GOL Completes First International Flight with Alternative Biofuel
Brazilian airline GOL completed its first international commercial flight this week using farnesane, a recently approved renewable jet fuel that is made from sugarcane and produced by industrial bioscience company Amyris.
The flight departed from Orlando, Florida on July 30, 2014 at 5:15 p.m. ET and traveled to Sao Paulo, Brazil.
GOL has committed to fly its Boeing 737 fleet with up to a 10 percent blend of the renewable farnesane fuel starting with the July 30 flight.
Farnesane can reduce greenhouse gas emissions by up to 80 percent compared to petroleum fuels. When blended with Jet A/A1 fuel at 10 percent, farnesane can also reduce particulate matter emissions, decreasing pollution near airports and major metropolitan areas.
The renewable jet fuel is drop-in and can be blended directly with petroleum jet fuel without any changes to airplanes, engines or fueling infrastructure. Amyris will now begin to quantitatively measure the positive impact to GHG emissions and air quality with every flight using the renewable jet fuel.
Earlier this year, ASTM revised the ASTM for jet fuel standard, paving the way for airlines to use Synthesized Iso-Paraffin farnesane as a jet fuel component in commercial airlines globally.
Amyris is one of several alternative fuel developers that have been racing to bring their product to market before government support becomes more unpredictable and private investment dollars dry up, according to a recent report.
Energy Manager News
- Price of Carbon Credits Rises In Europe, Which is a Good Thing
- Iowa Utilities Get Pushback on Plans for Higher Rooftop Solar Rates
- Driving Energy Efficiency in Leased Commercial Space is Complicated – and Worthwhile
- Will Co-Firing Natural Gas and Coal Meet Clean Power Plan Standards?
- Pitkin County (CO) Looks for Solar Opportunities
- Solar Panels Working as Promised for Iowa Company
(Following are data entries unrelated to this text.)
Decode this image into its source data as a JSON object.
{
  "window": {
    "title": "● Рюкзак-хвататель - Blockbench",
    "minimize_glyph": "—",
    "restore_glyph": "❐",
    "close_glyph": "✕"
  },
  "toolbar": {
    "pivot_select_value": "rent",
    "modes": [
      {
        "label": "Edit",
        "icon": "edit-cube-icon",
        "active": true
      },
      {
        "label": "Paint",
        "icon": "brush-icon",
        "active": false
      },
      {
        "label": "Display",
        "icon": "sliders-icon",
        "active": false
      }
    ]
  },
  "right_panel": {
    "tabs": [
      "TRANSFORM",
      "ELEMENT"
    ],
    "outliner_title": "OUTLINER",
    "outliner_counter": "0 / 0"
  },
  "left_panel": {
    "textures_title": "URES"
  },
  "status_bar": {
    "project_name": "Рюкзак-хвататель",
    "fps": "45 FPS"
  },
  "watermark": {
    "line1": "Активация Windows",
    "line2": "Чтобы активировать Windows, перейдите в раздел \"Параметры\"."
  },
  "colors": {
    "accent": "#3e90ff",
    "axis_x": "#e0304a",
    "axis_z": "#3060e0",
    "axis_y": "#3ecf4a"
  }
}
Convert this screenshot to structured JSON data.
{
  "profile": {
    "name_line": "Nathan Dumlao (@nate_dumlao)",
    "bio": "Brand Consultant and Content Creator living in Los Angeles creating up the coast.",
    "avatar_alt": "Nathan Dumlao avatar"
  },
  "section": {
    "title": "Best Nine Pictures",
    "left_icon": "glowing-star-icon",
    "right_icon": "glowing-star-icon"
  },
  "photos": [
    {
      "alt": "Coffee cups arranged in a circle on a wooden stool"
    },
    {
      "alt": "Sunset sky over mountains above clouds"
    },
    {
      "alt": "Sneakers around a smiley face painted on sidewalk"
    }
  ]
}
- China and India: Doing the Unimaginable to Address Climate Change
- Maine Solar Bill That Advocates Claim Could Save $100M Is Vetoed by Governor LePage